Jack is a difficult character — at once hypocritical and elitist (he insults and threatens real estate developers) — and Day-Lewis nails him in all his complexities with effortless skill. Jack’s health issues (he suffered a heart attack several years earlier) provide a constantly ominous threat that complicates their life together.

It is apparent early in the film that Rose’s relationship with her father is unusual, if not outright disturbed. Rose, who was taken out of school at 11 and barely has had any human contact since then (not even television), latches onto her father with both filial and apparently sexual love. Her near-incestuous obsession leads her to repeatedly declare her intention to commit suicide when he dies, a promise that captures the film’s dire moroseness. To Belle’s credit, she is largely convincing in this ever-difficult role, though she occasionally exaggerates in the more emotionally fraught scenes.

On the other hand, Catherine Keener — who plays Jack’s lover Kathleen — is outright melodramatic, detracting painfully from the film. “Ballad” takes a terrible turn when she moves into Jack’s home, along with her teenage sons, in order to take care of the increasingly sick man. Kathleen’s boys provide Rose with her first contact with people her own age, introducing her to sex, drugs and other temptations. As expected, she lashes out against the woman who rapidly takes her place as the object of her father’s affections, and the results are nearly disastrous.

The heavy-handed themes of forbidden love, lust, temptation and innocence come to full fruition in the second half of the film, and Miller isn’t stingy with the religious imagery. Rose’s first sexual experience occurs on her bed as a snake slithers underneath. Kathleen, who is explicitly referred to as a “savior” early in the movie, obviously turns into a temptress who corrupts Jack and Rose’s relationship. Miller even uses a storm — destroying Rose’s tree house, an annoyingly overt symbol of her innocence — to signal the watershed moment when Kathleen and her children interrupt the calm of Jack and Rose’s lives.

In addition to her penchant for vulgar symbolism, Miller’s dialogue is often hackneyed, obvious and at worst pretentious. And the inconceivable plot twists at the film’s climax, involving Kathleen and her children, violently alienates the audience. A chase scene involving the snake is even unintentionally amusing, disrupting the mood of the film. Given the wonderfully reflective and atmospheric tone of the film, the amount of action Miller tries to cram into its end unnecessarily weighs it down.

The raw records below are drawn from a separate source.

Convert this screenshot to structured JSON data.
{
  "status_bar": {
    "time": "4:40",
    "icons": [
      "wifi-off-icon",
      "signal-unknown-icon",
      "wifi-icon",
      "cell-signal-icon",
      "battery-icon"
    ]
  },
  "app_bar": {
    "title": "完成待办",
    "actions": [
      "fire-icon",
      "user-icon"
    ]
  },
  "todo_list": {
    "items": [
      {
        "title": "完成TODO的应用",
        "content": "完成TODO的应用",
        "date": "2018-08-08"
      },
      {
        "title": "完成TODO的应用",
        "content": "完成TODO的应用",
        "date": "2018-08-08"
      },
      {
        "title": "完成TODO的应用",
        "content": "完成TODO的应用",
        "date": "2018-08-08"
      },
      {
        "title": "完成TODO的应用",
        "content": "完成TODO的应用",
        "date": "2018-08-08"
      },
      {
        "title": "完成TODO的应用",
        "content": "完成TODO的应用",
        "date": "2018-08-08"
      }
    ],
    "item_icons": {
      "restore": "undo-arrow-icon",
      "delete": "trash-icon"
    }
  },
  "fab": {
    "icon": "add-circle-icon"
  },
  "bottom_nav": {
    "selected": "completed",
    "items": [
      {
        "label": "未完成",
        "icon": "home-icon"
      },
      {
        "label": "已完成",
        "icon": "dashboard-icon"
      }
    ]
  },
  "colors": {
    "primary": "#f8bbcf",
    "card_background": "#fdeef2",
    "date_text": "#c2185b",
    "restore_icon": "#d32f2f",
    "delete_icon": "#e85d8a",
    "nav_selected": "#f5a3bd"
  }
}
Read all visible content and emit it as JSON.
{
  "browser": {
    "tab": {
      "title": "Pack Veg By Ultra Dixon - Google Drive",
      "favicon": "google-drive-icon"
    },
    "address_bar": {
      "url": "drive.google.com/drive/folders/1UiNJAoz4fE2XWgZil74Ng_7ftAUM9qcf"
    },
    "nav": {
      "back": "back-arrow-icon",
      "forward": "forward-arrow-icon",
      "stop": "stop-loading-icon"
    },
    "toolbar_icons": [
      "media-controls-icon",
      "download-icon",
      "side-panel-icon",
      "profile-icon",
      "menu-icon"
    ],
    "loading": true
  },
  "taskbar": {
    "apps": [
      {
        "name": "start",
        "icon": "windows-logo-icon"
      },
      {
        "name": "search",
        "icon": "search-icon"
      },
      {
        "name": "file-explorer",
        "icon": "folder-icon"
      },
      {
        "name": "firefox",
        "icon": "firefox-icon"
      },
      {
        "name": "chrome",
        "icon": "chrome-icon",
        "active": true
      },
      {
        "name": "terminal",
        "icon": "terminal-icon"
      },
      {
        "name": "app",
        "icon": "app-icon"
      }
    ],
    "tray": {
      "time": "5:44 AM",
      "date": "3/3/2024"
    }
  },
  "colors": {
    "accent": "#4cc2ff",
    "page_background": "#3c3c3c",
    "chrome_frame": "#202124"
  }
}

Despite these gripes, there is a great deal to like about “The Ballad of Jack and Rose.” Miller is a talented director, and her pacing and visuals are perpetually superb. With the help of Day-Lewis’ quiet intensity and Belle’s star-making turn, she creates an engrossing world populated by two complex and believable characters with wonderful chemistry. If Miller had made the central narrative of her film less busy and more convincing, “Ballad” could have been a genuinely deep and profoundly affecting film.